FIGS. 14 and 15 show a second embodiment 200 having an alternative tape advance/blister opening system 201, similar to the system 58 described above. The alternative tape advance/blister opening system 201 has a capstan 202 having recesses 71 for receiving the blisters, similar to the capstan 70. The system 201 also has a drive spool 204 similar to the drive spool 76. However, the capstan 202 and the drive spool 204 are spaced apart from each other, as shown in FIG. 15. Consequently, they do not directly engage or interact with each other, as in the system 58, and no meshing spur gears are needed. Rather, the tape 150 wraps around the capstan 202, with the blisters facing in, so that they are received or engaged by the recesses 71. The tape 150 separates into a used blister strip 172, which is pushed into the space 68, and a lid strip 170. The lid strip wraps around a capstan idler wheel 206, the drive spool 204, and a drive spool idler wheel 208. The capstan idler wheel 206 reverses the direction of the tape path, and helps to keep the tape engaged with the capstan 202. The drive wheel idler 208 helps to keep the tape 150 wrapped around the drive spool 204. The idler wheels 206 and 208 are free spinning idlers. The air flow path opening into the chamber inlet duct is located between the capstan 202 and the capstan idler wheel 206.

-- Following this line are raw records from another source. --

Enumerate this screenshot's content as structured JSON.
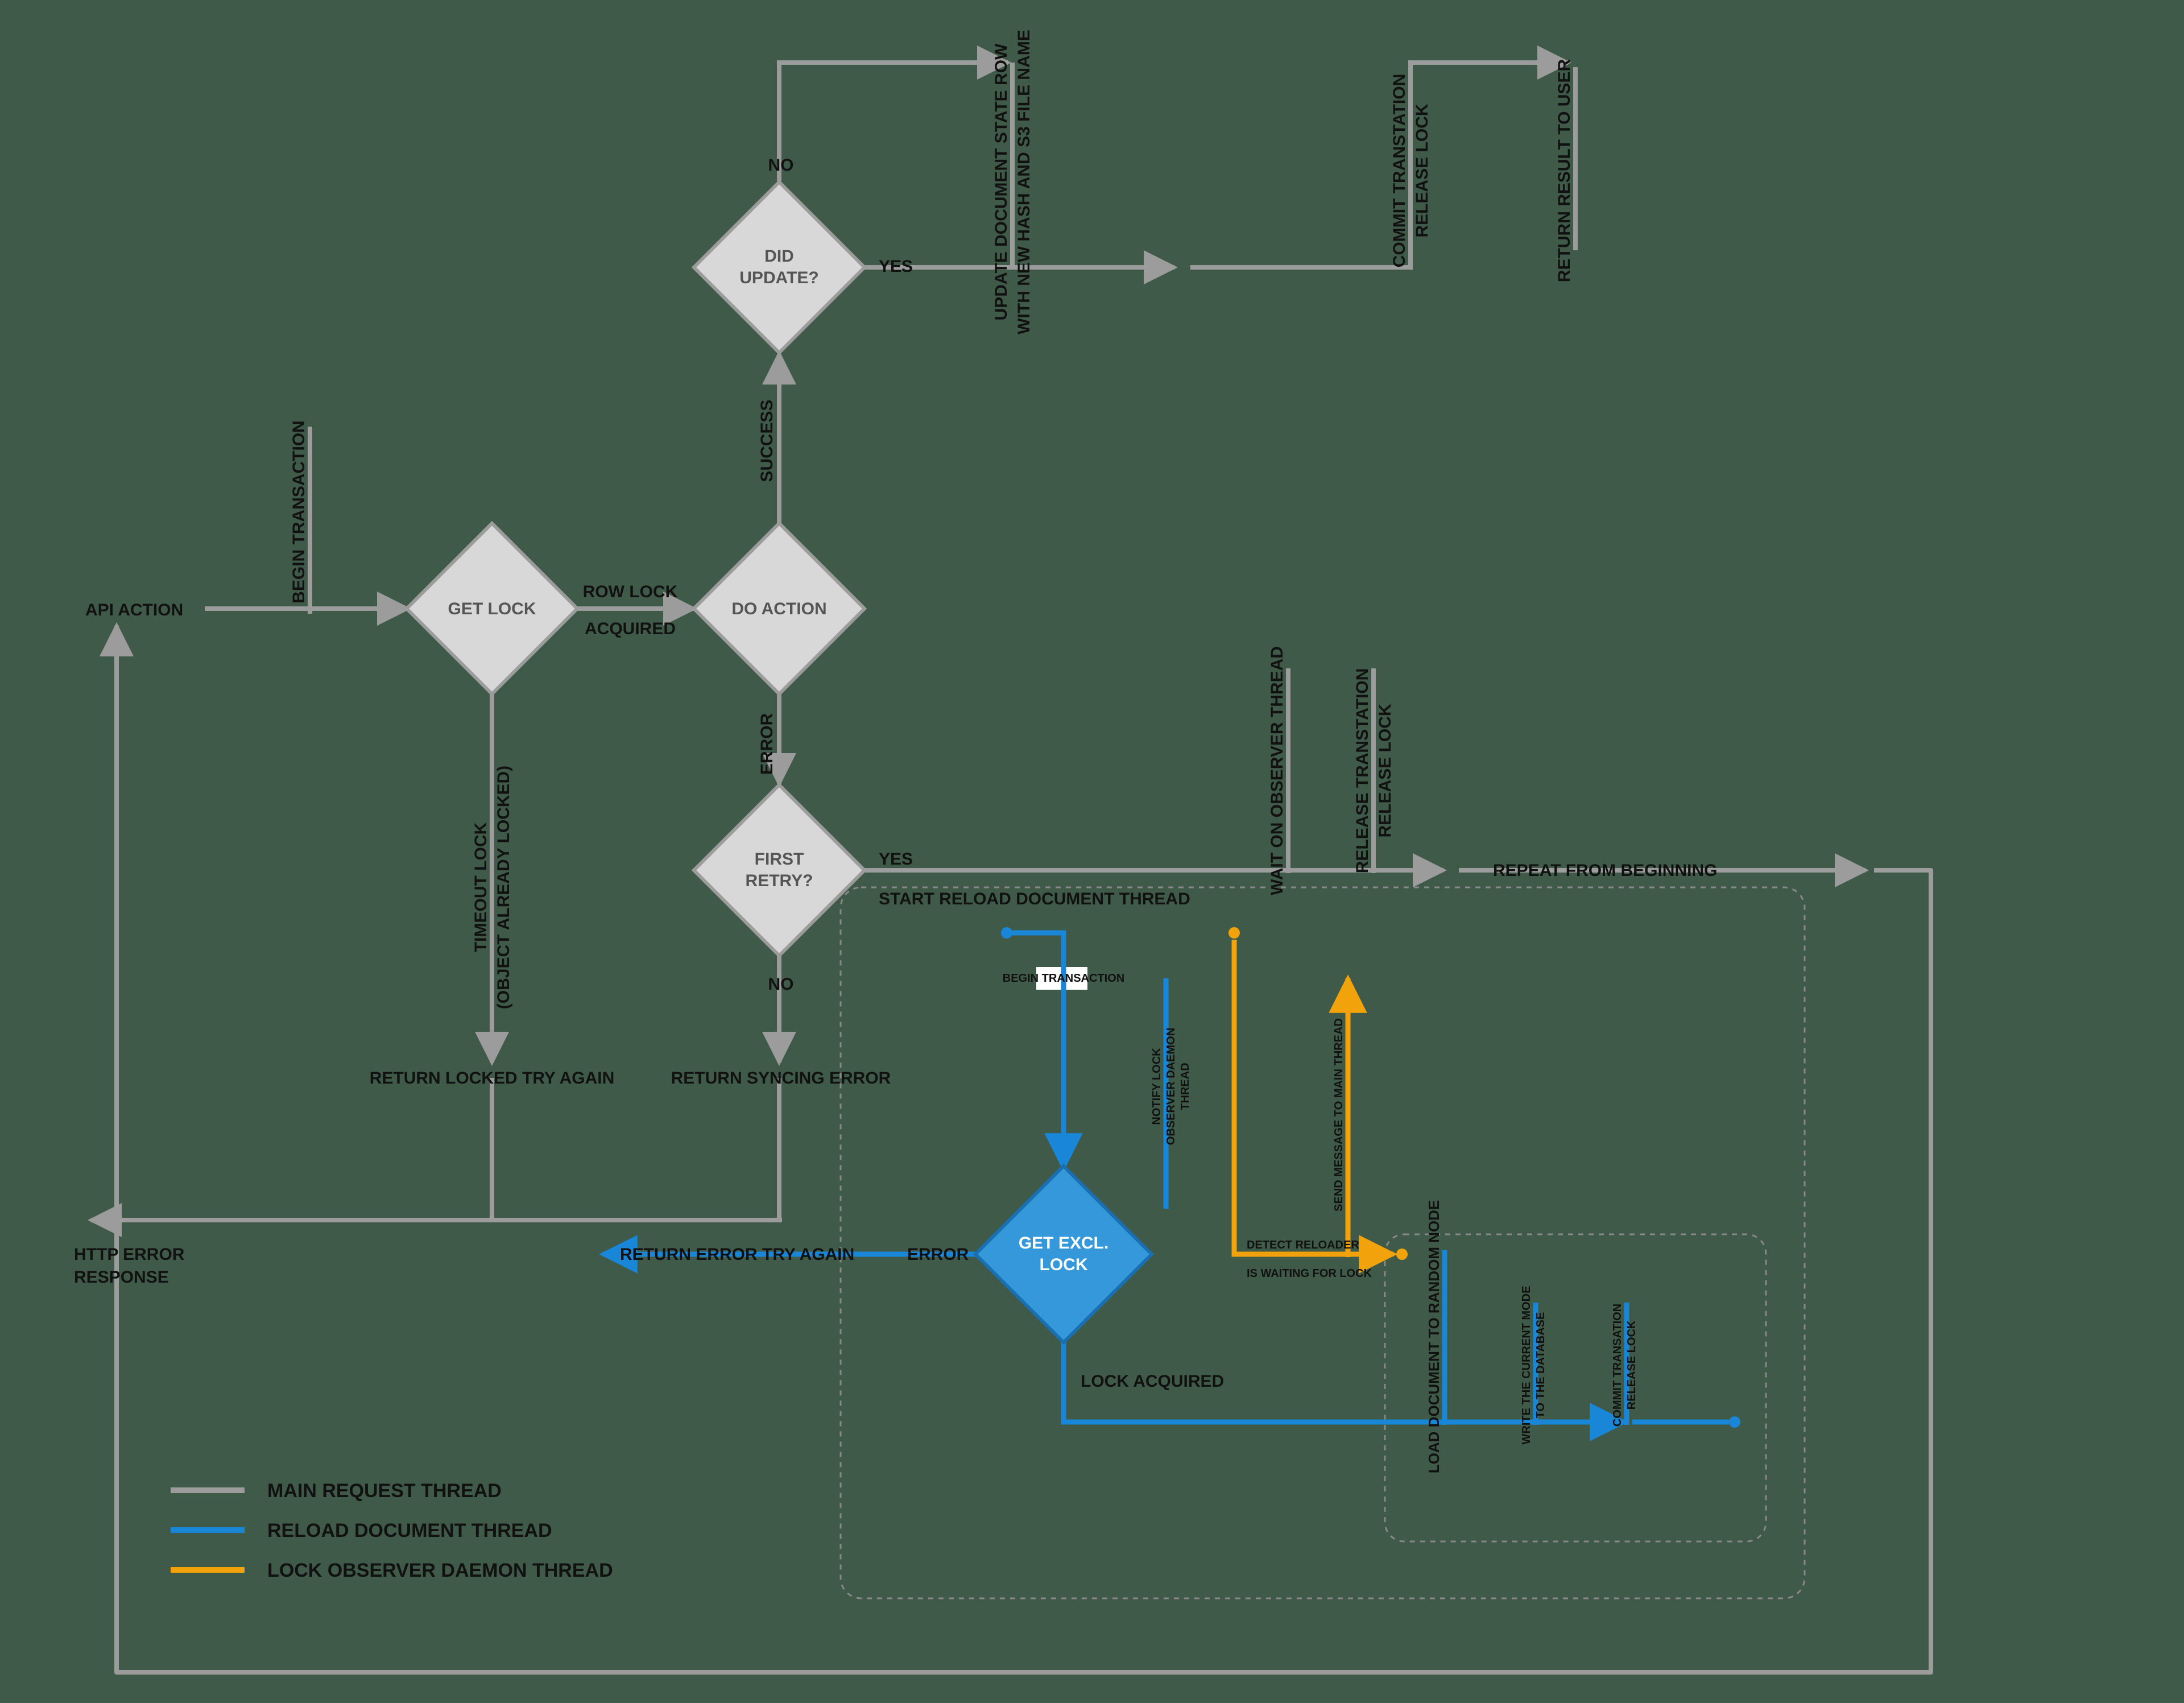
{
  "nodes": {
    "api_action": "API ACTION",
    "get_lock": "GET LOCK",
    "do_action": "DO ACTION",
    "did_update_l1": "DID",
    "did_update_l2": "UPDATE?",
    "first_retry_l1": "FIRST",
    "first_retry_l2": "RETRY?",
    "get_excl_l1": "GET EXCL.",
    "get_excl_l2": "LOCK"
  },
  "edges": {
    "begin_tx": "BEGIN TRANSACTION",
    "row_lock_l1": "ROW LOCK",
    "row_lock_l2": "ACQUIRED",
    "timeout_l1": "TIMEOUT LOCK",
    "timeout_l2": "(OBJECT ALREADY LOCKED)",
    "success": "SUCCESS",
    "error": "ERROR",
    "no": "NO",
    "yes": "YES",
    "update_row_l1": "UPDATE DOCUMENT STATE ROW",
    "update_row_l2": "WITH NEW HASH AND S3 FILE NAME",
    "commit_l1": "COMMIT TRANSTATION",
    "commit_l2": "RELEASE LOCK",
    "return_user": "RETURN RESULT TO USER",
    "return_locked": "RETURN LOCKED TRY AGAIN",
    "return_syncing": "RETURN SYNCING ERROR",
    "start_reload": "START RELOAD DOCUMENT THREAD",
    "wait_observer": "WAIT ON OBSERVER THREAD",
    "release_tx_l1": "RELEASE TRANSTATION",
    "release_tx_l2": "RELEASE LOCK",
    "repeat": "REPEAT FROM BEGINNING",
    "http_err_l1": "HTTP ERROR",
    "http_err_l2": "RESPONSE",
    "return_err_try": "RETURN ERROR TRY AGAIN",
    "error2": "ERROR",
    "begin_tx2": "BEGIN TRANSACTION",
    "notify_l1": "NOTIFY LOCK",
    "notify_l2": "OBSERVER DAEMON",
    "notify_l3": "THREAD",
    "detect_l1": "DETECT RELOADER",
    "detect_l2": "IS WAITING FOR LOCK",
    "send_msg": "SEND MESSAGE TO MAIN THREAD",
    "lock_acquired": "LOCK ACQUIRED",
    "load_random": "LOAD DOCUMENT TO RANDOM NODE",
    "write_db_l1": "WRITE THE CURRENT MODE",
    "write_db_l2": "TO THE DATABASE",
    "commit2_l1": "COMMIT TRANSATION",
    "commit2_l2": "RELEASE LOCK"
  },
  "legend": {
    "main": "MAIN REQUEST THREAD",
    "reload": "RELOAD DOCUMENT THREAD",
    "observer": "LOCK OBSERVER DAEMON THREAD"
  },
  "colors": {
    "grey": "#9c9c9c",
    "grey_fill": "#d8d8d8",
    "blue": "#1a86d8",
    "blue_fill": "#3498db",
    "orange": "#f2a30b"
  }
}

 Operation of the tape advance/blister opening system 201 is similar to the system 58, with the following differences. The capstan 202 is driven or turned by the advancing tape. The tape advancing and blister opening force is preferably applied to the tape, in this embodiment, by the drive spool 204 acting on the tear strip 158. As little or no force is applied to the blisters, and because the capstan 202 and the drive spool 204 do not contact each other, potential damage or distortion of the blisters is avoided.
 The drive holes 165 in the tape 150 need only be in the tear strip, and not in the formpack layer 152 or the lidstock layer 154. This helps to preserve the integrity of the seal provided by each blister. Water vapor migrates into the blisters over time through the adhesive layer or microscopic gaps between the layers 152 and 154 (rather than through the layers themselves). Consequently, the wider the continuous glue layer, the better the seal or barrier properties of the finished tape. Placing drive holes 165 in the layers 152 and 154 would require that the tape 150 be wider to achieve a given quality or level of sealing. By avoiding drive holes 165 in the layers 152 and 154, the tape 150 and inhaler can be more compact.
 Referring to FIG. 16, in a similar alternative design 250, gears 72 and 78 are provided on the drive spool 204 and capstan 202, and mesh with each other. However, the capstan 202 and drive spool 204 may still be spaced apart sufficiently to avoid damage or distortion of the blisters as the blisters approach the opening position.
 Thus, a novel dose tape and inhaler have been shown and described. Various changes and substitutions may of course be made, without departing from the spirit and scope of the invention. The invention, therefore, should not be limited, except to the following claims and their equivalents.